Malaysia regains its ICAO rating removed by removed by US Federal Aviation Administrator (FAA) on November 11, 2019. The downgrade at that time to Category 2, meant reciprocal code-sharing arrangements between US carriers and any Malaysian-based airline were disallowed. ICAO ratings do not refer to individual airlines, but the regulating authority of the country concerned, in this case, Civil Aviation Authority of Malaysia (CAAM).
ICAO rating implications
Airlines in Malaysia have applauded the reinstatement of Malaysia’s FAA air-safety ranking to Category 1 announced by the Ministry of Transport on 1st October 2022. As a Category 2 listing flags deficiencies technical expertise, trained personnel, record-keeping, and inspection procedures, the aviation authority and airlines have used their Covid-19 ‘downtime’ to remedy any issues. This was noted by AirAsia as the industry resets following the pandemic, coming at a good time with travel demand picking up. AirAsia X is currently the only airline in the group offering direct services to Honolulu Hawaii, US via Osaka, Japan.
Regaining the category 1 ICAO rating also bodes well for the Group’s burgeoning maintenance, repair and overhaul (MRO) subsidiary, Asia Digital Engineering (ADE) boosting its service for regional and potentially other international airlines.
….. (The) Category 1 safety rating will not only allow us to expand our future network plans but also stabilise the country’s aviation industry as a whole. Bo Lingam, Group CEO of AirAsia Aviation Group Ltd
Batik Air, recently rebranded from the original Malindo Air, sees the ICAO rating reinstatement as timely, allowing Malaysia to boost its tourism efforts as countries lift travel restrictions. The airline remains committed in supporting CAAM in meeting ICAO standards, ensure that Malaysia remains in the Category 1 rating.
….. A return to Category 1 is certainly good news for Malaysia and Malaysian carriers as this enables Batik Air to expand our services to new destinations and more importantly secure the necessary approvals more speedily. CEO of Batik Air Malaysia, Capt Mushafiz Bin Mustafa Bakri
The Malaysia Airlines Group (MAG) noted that they supported Civil Aviation Authority of Malaysia (CAAM) as part of a Task Force formed to identify root causes, corrective action plans, and corrective measures in response to the downgrade in 2019.

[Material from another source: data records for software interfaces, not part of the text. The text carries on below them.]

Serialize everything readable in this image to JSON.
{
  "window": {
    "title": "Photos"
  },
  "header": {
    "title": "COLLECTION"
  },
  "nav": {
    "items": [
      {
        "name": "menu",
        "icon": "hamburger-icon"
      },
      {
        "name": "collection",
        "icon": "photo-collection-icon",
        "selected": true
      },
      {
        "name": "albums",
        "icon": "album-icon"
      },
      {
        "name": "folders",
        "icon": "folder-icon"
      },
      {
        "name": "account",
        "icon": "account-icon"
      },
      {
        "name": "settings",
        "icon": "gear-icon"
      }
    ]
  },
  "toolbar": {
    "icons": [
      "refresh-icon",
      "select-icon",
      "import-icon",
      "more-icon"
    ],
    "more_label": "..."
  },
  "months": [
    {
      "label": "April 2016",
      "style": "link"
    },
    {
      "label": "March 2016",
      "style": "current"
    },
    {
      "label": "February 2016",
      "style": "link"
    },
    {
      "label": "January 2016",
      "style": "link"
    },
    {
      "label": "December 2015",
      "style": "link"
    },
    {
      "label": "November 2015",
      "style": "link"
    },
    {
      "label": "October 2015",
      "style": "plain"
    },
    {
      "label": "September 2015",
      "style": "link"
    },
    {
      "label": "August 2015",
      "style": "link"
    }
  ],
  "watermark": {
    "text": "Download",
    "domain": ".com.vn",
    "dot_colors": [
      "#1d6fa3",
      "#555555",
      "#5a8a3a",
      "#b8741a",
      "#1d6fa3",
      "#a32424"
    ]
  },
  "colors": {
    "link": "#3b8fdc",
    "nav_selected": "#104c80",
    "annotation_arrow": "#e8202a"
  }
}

…… MAG is confident that CAAM under the leadership of Captain Chester Voon and the rest of the management team, will be able to make significant contributions to the development of civil aviation’s safety and security in Malaysia. Malaysia Airlines Group